Occasionally I’d bring a friend home for a beer, etc. One particular co-worker came to the house fairly regularly. My wife became infatuated with him. Whenever he was around she dressed sexy and flirted. I felt what was going on but didn’t try to stop it. Eventually, they wound up having an affair. My wife wouldn’t be at home at certain times, so I’d drive to his house and there she’d be. I’d ask what she was doing. She’d say she needed to use his washing machine to do laundry. I never questioned him. We were co-workers and I didn’t want to bring my issues to work, plus, he still acted like a friend. The frequency of these incidents increased. There was no doubt about what was going on. We had horrible, ugly arguments that weren’t a part of our usual life together. Not our normal behavior. Ultimately I allowed the affair because I didn’t want to rock the boat, walk away or fail. That was big in the world I came from. No failing in marriage was allowed. I loved my wife and kids. The girls were so young at the time, I wanted the marriage to work. They were my whole world. I thought because of the job, house, wife, and children that I had accomplished the American Dream.
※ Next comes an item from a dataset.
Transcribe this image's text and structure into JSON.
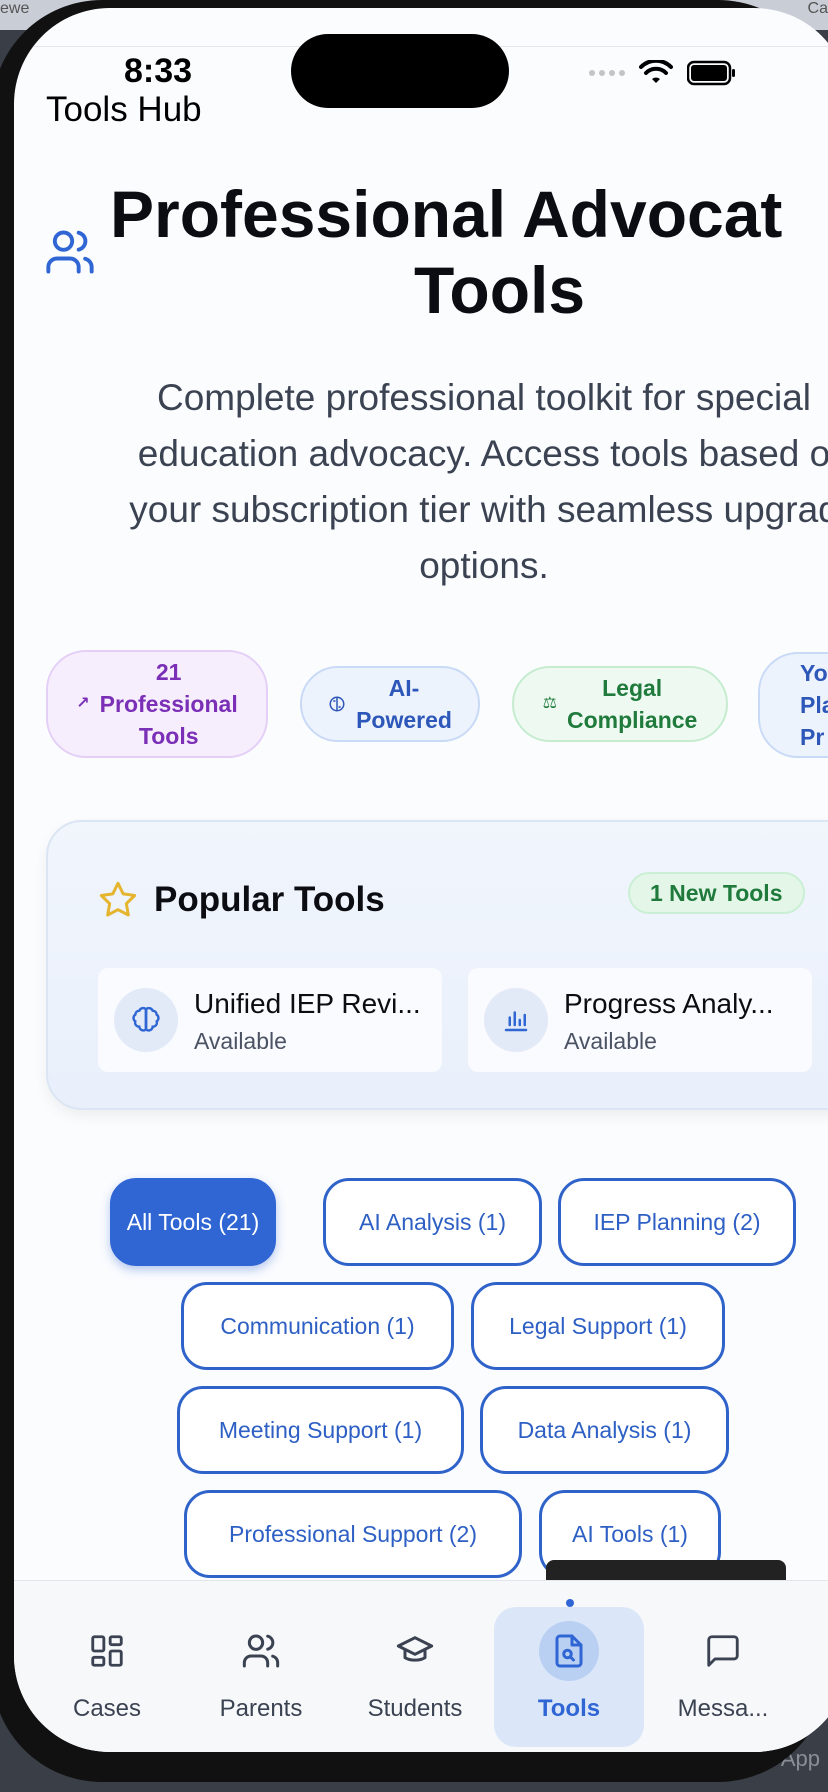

My wife continued to see this man. The affair lasted seven or eight years. The pattern was, during the week she was gone all night and returned in the morning right when I needed to go to work. She was also gone Friday in the p.m. until Monday a. m. At one point we still slept in the same bed but never had sex. Soon, I was totally out of the picture, but I still continued to work hard, take care of the girls and play softball. I wanted everything to appear normal for my children’s sake. It was extremely hard to keep it together emotionally. I never had an affair during this time. I never wanted to. I was way too busy trying to keep things going to think of anything else. No one knew what was happening for a very long time. I didn’t want it to go public and tried to keep it that way. Besides, if my family found out it would be an admission of failure.
Eventually, I moved out of the house and the other man moved in. One day I went to the house pretending I needed to give her money, instead, I started taking pictures. He was there and I told him I was going to take the photos to court. We had a confrontation. He said he didn’t want any part of it and that she wasn’t worth it. So, he ended it with her. She was deeply depressed when it was over.
My ex was really smart. Smart enough to do anything she could to get out of the marriage in other ways. She didn’t have money to get a divorce, but she found a way to force the issue. Sometimes she slept at a women’s shelter and would tell her lies in order to incriminate me. She had a restraining order taken out. There was no cause, she and her lawyer just manipulated the situation. She planned all this and it worked to her advantage when we eventually went to court for the divorce. Her father gave her the money to proceed. This made me sad because I had a really good relationship with my in-laws. I loved them but understood their position considering the source of the upset.
We were married for twenty-nine years. We’ve been divorced for twenty-one yrs. She never remarried. We communicate when necessary, cordially by text. I haven’t remarried either, but I’ve been in a healthy relationship for seven years. I knew from the beginning it was healthy. There is mutual respect and a connection where you – just know. Not without ups and downs, but nothing we can’t handle. I definitely see the difference and I’m thankful for it.
1. What would I have done differently? Be present, listen, engage. I would have given her more of me.
2. Advice to other men? Only the obvious. Find someone you like. Someone you really like spending time with, someone with intellect. Looks are just a plus, it doesn’t make anyone a good person. And of course, if the feeling is mutual. Respect and trust. Someone you want to grow old with, that’s the key.
3. Lesson learned? I think I learned a lot. The hard part is I haven’t been able to give that much of my heart away. I’m unable to invest as much as before. A defense mechanism I guess. I’ll definitely never marry that’s for sure.